## The task
Here, the job is to give back every entry below unchanged, omitting pictures.

(Extracted data entries)

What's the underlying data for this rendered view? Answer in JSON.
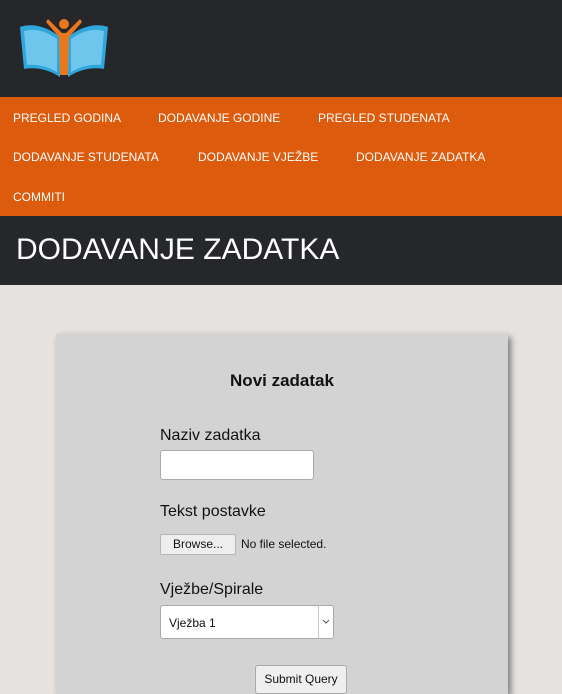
{
  "header": {
    "logo_icon": "book-person-logo-icon"
  },
  "nav": {
    "items": [
      {
        "label": "PREGLED GODINA"
      },
      {
        "label": "DODAVANJE GODINE"
      },
      {
        "label": "PREGLED STUDENATA"
      },
      {
        "label": "DODAVANJE STUDENATA"
      },
      {
        "label": "DODAVANJE VJEŽBE"
      },
      {
        "label": "DODAVANJE ZADATKA"
      },
      {
        "label": "COMMITI"
      }
    ]
  },
  "page": {
    "title": "DODAVANJE ZADATKA"
  },
  "form": {
    "title": "Novi zadatak",
    "task_name_label": "Naziv zadatka",
    "task_name_value": "",
    "statement_label": "Tekst postavke",
    "browse_label": "Browse...",
    "file_status": "No file selected.",
    "exercise_label": "Vježbe/Spirale",
    "exercise_selected": "Vježba 1",
    "submit_label": "Submit Query"
  },
  "colors": {
    "header_bg": "#26272b",
    "nav_bg": "#dc5b0c",
    "page_bg": "#e6e2e0",
    "card_bg": "#d3d3d3",
    "logo_blue": "#2fa7dc",
    "logo_orange": "#e8771e"
  }
}
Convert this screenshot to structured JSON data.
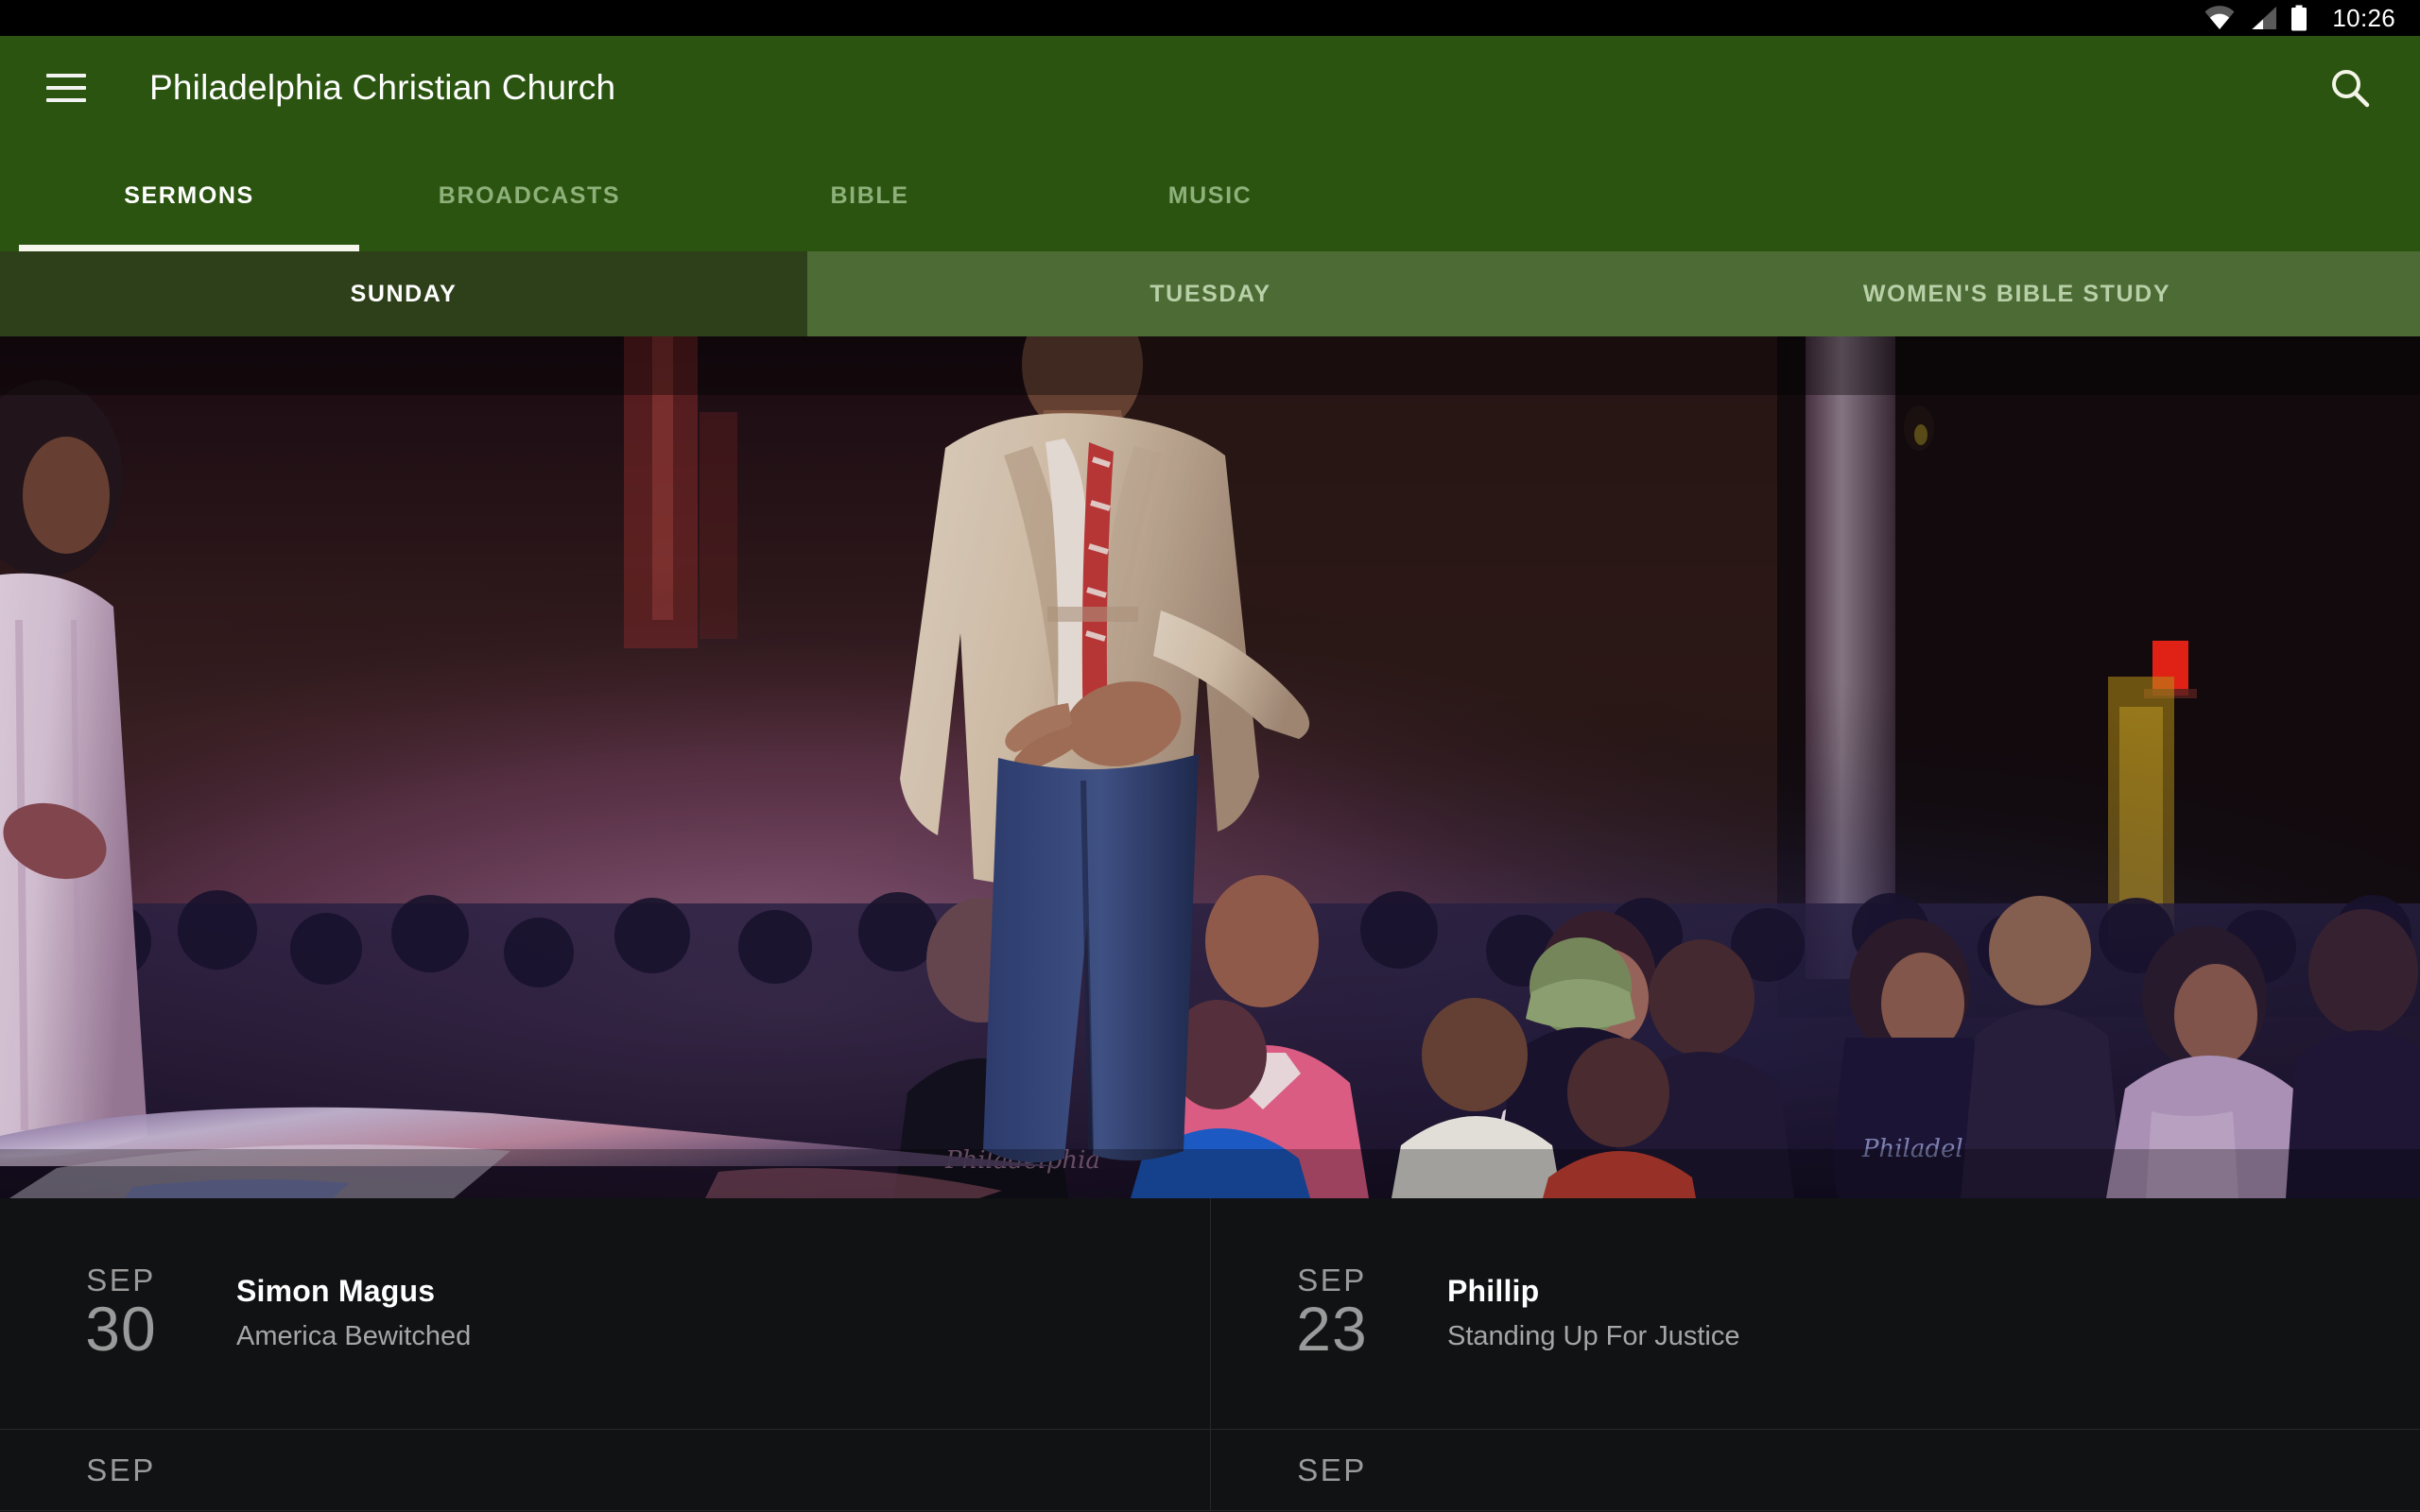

## Response box
What's the underlying data for this rendered view? Answer in JSON.
{
  "header": {
    "logo_icon": "book-person-logo-icon"
  },
  "nav": {
    "items": [
      {
        "label": "PREGLED GODINA"
      },
      {
        "label": "DODAVANJE GODINE"
      },
      {
        "label": "PREGLED STUDENATA"
      },
      {
        "label": "DODAVANJE STUDENATA"
      },
      {
        "label": "DODAVANJE VJEŽBE"
      },
      {
        "label": "DODAVANJE ZADATKA"
      },
      {
        "label": "COMMITI"
      }
    ]
  },
  "page": {
    "title": "DODAVANJE ZADATKA"
  },
  "form": {
    "title": "Novi zadatak",
    "task_name_label": "Naziv zadatka",
    "task_name_value": "",
    "statement_label": "Tekst postavke",
    "browse_label": "Browse...",
    "file_status": "No file selected.",
    "exercise_label": "Vježbe/Spirale",
    "exercise_selected": "Vježba 1",
    "submit_label": "Submit Query"
  },
  "colors": {
    "header_bg": "#26272b",
    "nav_bg": "#dc5b0c",
    "page_bg": "#e6e2e0",
    "card_bg": "#d3d3d3",
    "logo_blue": "#2fa7dc",
    "logo_orange": "#e8771e"
  }
}
Convert this screenshot to structured JSON data.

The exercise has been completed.